Limestone is a hard, fine-grained to very coarse-grained sedimentary rock composed primarily of calcium carbonate. Unlike sandstone or shale, which are clastic in origin (formed from particles of older rocks), limestone usually forms from the shells and skeletons of living creatures. These may be mollusks or other larger invertebrates, corals, or single-celled organisms. In general, limestone is more soluble than sandstone and thus more subject to weathering.
A State Symbol
While Montana has not designated an official state stone, Madison limestone has been proposed by at least one elected official. Montana governor Brian Schweitzer, when first elected, spoke of his wish for Madison limestone to be made the official state rock, but as yet no legislative action has been undertaken.
Reasons for the choice are both at the foundation of the state and in obvious view in many dramatic locations. A thick deposit of Madison limestone, 300 million years old, underlies most of Montana, coming to the surface in mighty outcroppings that form some of the state's most famous natural landmarks. The best known are Great Falls, Beaverhead Rock, and Glacier Peak.
Within this Madison limestone lies the Madison limestone aquifer, the largest artesian aquifer in the country and the source of Giant Springs, one of the world’s largest freshwater springs. Because of limestone’s susceptibility to erosion by underground water, caves and sinkholes are also an important part of Montana’s geology. The Lewis and Clark Caverns and the Monarch Sink are two impressive features in the Madison limestone.
Limestone is a sedimentary rock that forms by accretion (accumulation) of coarse to very fine particles of shell and sometimes from chemically dissolved calcium carbonate. The particles typically accrete in layers underwater, particularly in marine environments but also sometimes in freshwater.
As layers are buried under layers, pressure accumulates, compacting the particles. However, the temperatures and pressures to which limestone is subjected are much lower than those for igneous and metamorphic rocks. Marble is metamorphosed limestone, the result of increased pressure and heat that fuses the particles into a glossy stone.
Sedimentary rocks cover about 80 percent of the earth’s land and most of the ocean floor, yet they form a thin skin, accounting for only eight percent of the volume of the earth’s crust. Limestone specifically makes up about a quarter of this material. Because it lies at the surface, it is readily available all over the world.

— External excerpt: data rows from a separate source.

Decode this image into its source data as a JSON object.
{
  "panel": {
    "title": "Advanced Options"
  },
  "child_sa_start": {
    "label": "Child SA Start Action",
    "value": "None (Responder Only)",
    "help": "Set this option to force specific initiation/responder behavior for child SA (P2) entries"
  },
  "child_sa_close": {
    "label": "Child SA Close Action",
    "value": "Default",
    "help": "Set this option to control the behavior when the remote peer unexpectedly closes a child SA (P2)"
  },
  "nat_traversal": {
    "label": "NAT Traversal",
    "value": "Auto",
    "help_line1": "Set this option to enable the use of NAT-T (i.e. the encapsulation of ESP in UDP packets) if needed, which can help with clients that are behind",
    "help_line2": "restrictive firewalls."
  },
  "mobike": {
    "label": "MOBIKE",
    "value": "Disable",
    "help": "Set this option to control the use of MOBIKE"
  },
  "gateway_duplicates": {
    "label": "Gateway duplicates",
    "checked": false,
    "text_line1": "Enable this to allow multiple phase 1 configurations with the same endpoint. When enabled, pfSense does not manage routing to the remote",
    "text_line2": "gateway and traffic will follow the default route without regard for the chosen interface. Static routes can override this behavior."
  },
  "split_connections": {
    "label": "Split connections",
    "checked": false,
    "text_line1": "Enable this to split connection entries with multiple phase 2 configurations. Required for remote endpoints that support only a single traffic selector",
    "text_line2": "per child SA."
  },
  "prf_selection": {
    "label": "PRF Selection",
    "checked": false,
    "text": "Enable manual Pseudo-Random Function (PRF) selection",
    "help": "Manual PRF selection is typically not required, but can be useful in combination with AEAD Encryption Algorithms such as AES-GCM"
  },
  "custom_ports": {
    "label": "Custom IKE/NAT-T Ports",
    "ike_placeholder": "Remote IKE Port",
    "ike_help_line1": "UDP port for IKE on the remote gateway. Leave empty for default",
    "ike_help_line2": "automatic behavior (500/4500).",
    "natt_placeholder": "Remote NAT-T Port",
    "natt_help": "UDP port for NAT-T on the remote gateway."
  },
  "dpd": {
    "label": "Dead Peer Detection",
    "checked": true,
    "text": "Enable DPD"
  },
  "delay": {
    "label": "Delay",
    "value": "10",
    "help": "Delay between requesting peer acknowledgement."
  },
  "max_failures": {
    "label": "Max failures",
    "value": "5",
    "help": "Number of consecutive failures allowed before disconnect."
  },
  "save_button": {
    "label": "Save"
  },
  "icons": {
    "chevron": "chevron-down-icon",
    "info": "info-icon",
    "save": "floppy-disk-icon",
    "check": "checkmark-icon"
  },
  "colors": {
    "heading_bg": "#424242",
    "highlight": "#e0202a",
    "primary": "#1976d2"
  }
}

Madison limestone was quarried in the Limestone Hills area for architectural facing work in the past, but the stone is mostly used now for cement production and other industrial purposes. Four Montana quarries currently produce about 2.5 million tons of crushed stone a year. Limestone in general is produced in many quarries in the U.S. Collectively, these quarries sold 581,000 metric tons of dimension (cut) limestone in the domestic market, of which 327,000 was dressed (precisely cut) and the rest was rough.
Dimension limestone is used in architecture because of its beauty, versatility, and prevalence. It lends itself well to ornamental carving. Limestone aggregate is used for industrial purposes such as roadbeds. Crushed limestone is one of the three main components of cement; it is heated with sand and clay until the components interact chemically to produce calcium silicate.
Because of the high pH of calcium carbonate, crushed limestone is used in agriculture to counter acidity of the soil; finely crushed limestone is also used in papermaking to increase the opacity of paper.
Limestone has been used for important buildings since ancient times. The Great Pyramid of Giza is made of limestone quarried near the construction site. The Western Wall of Jerusalem is one of the city’s many ancient structures made of local limestone. The famous medieval cathedral at Chartres, France, is made of limestone, as are the British Houses of Parliament and New York’s Empire State Building.
The famous Three Gorges of the Yangtze River (Qutang, Wu, and Xiling Gorges) are spectacular examples of natural limestone formations.
|Color:||White or lightly colored, usually with dark streaks|
Copyright © 1993-2021 World Trade Press. All rights reserved.